* Task requirements
Please set down the entire listing exactly.

* Supplied material
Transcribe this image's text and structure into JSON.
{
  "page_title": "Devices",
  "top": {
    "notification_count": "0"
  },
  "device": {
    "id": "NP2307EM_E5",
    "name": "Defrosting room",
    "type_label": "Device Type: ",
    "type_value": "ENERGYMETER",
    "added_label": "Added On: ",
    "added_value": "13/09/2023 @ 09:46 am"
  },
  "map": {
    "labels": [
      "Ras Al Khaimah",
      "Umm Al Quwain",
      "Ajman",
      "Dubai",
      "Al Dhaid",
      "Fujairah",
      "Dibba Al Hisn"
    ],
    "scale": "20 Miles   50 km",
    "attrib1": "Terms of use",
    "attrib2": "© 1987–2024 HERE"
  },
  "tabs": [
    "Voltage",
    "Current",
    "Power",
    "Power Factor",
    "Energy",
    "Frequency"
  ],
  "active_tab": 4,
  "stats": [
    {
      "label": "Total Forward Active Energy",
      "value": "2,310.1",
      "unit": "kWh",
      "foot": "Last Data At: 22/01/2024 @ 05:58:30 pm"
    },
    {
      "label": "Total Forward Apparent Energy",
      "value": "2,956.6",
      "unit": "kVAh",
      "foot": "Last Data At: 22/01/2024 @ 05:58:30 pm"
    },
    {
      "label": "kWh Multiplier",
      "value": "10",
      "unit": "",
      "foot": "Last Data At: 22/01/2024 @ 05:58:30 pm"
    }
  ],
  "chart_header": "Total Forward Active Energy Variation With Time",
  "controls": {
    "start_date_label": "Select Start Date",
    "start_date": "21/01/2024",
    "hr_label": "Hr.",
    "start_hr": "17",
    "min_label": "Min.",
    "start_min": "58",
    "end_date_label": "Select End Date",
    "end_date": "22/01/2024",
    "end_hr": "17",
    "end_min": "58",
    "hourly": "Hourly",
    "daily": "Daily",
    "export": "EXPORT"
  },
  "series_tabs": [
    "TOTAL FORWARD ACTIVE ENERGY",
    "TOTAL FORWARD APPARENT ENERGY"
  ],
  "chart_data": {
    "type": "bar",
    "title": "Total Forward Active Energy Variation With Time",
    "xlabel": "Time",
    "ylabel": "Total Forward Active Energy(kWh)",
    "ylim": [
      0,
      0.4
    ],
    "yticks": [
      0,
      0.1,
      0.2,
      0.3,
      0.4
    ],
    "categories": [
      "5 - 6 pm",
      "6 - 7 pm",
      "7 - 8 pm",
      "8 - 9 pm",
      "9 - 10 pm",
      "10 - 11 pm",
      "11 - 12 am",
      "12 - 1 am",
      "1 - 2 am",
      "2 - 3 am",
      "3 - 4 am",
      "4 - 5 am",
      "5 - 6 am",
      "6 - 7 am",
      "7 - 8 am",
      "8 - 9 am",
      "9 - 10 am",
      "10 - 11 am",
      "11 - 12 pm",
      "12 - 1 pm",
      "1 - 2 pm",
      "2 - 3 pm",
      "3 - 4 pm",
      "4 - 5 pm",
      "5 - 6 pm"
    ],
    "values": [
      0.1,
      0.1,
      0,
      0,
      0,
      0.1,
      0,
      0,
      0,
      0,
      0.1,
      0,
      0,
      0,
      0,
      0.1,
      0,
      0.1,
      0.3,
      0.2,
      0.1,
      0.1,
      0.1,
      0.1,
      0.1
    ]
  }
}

* Solution to this task
Transcribe this image's text and structure into JSON.
{
  "page_title": "Devices",
  "top": {
    "notification_count": "0"
  },
  "device": {
    "id": "NP2307EM_E5",
    "name": "Defrosting room",
    "type_label": "Device Type: ",
    "type_value": "ENERGYMETER",
    "added_label": "Added On: ",
    "added_value": "13/09/2023 @ 09:46 am"
  },
  "map": {
    "labels": [
      "Ras Al Khaimah",
      "Umm Al Quwain",
      "Ajman",
      "Dubai",
      "Al Dhaid",
      "Fujairah",
      "Dibba Al Hisn"
    ],
    "scale": "20 Miles   50 km",
    "attrib1": "Terms of use",
    "attrib2": "© 1987–2024 HERE"
  },
  "tabs": [
    "Voltage",
    "Current",
    "Power",
    "Power Factor",
    "Energy",
    "Frequency"
  ],
  "active_tab": 4,
  "stats": [
    {
      "label": "Total Forward Active Energy",
      "value": "2,310.1",
      "unit": "kWh",
      "foot": "Last Data At: 22/01/2024 @ 05:58:30 pm"
    },
    {
      "label": "Total Forward Apparent Energy",
      "value": "2,956.6",
      "unit": "kVAh",
      "foot": "Last Data At: 22/01/2024 @ 05:58:30 pm"
    },
    {
      "label": "kWh Multiplier",
      "value": "10",
      "unit": "",
      "foot": "Last Data At: 22/01/2024 @ 05:58:30 pm"
    }
  ],
  "chart_header": "Total Forward Active Energy Variation With Time",
  "controls": {
    "start_date_label": "Select Start Date",
    "start_date": "21/01/2024",
    "hr_label": "Hr.",
    "start_hr": "17",
    "min_label": "Min.",
    "start_min": "58",
    "end_date_label": "Select End Date",
    "end_date": "22/01/2024",
    "end_hr": "17",
    "end_min": "58",
    "hourly": "Hourly",
    "daily": "Daily",
    "export": "EXPORT"
  },
  "series_tabs": [
    "TOTAL FORWARD ACTIVE ENERGY",
    "TOTAL FORWARD APPARENT ENERGY"
  ],
  "chart_data": {
    "type": "bar",
    "title": "Total Forward Active Energy Variation With Time",
    "xlabel": "Time",
    "ylabel": "Total Forward Active Energy(kWh)",
    "ylim": [
      0,
      0.4
    ],
    "yticks": [
      0,
      0.1,
      0.2,
      0.3,
      0.4
    ],
    "categories": [
      "5 - 6 pm",
      "6 - 7 pm",
      "7 - 8 pm",
      "8 - 9 pm",
      "9 - 10 pm",
      "10 - 11 pm",
      "11 - 12 am",
      "12 - 1 am",
      "1 - 2 am",
      "2 - 3 am",
      "3 - 4 am",
      "4 - 5 am",
      "5 - 6 am",
      "6 - 7 am",
      "7 - 8 am",
      "8 - 9 am",
      "9 - 10 am",
      "10 - 11 am",
      "11 - 12 pm",
      "12 - 1 pm",
      "1 - 2 pm",
      "2 - 3 pm",
      "3 - 4 pm",
      "4 - 5 pm",
      "5 - 6 pm"
    ],
    "values": [
      0.1,
      0.1,
      0,
      0,
      0,
      0.1,
      0,
      0,
      0,
      0,
      0.1,
      0,
      0,
      0,
      0,
      0.1,
      0,
      0.1,
      0.3,
      0.2,
      0.1,
      0.1,
      0.1,
      0.1,
      0.1
    ]
  }
}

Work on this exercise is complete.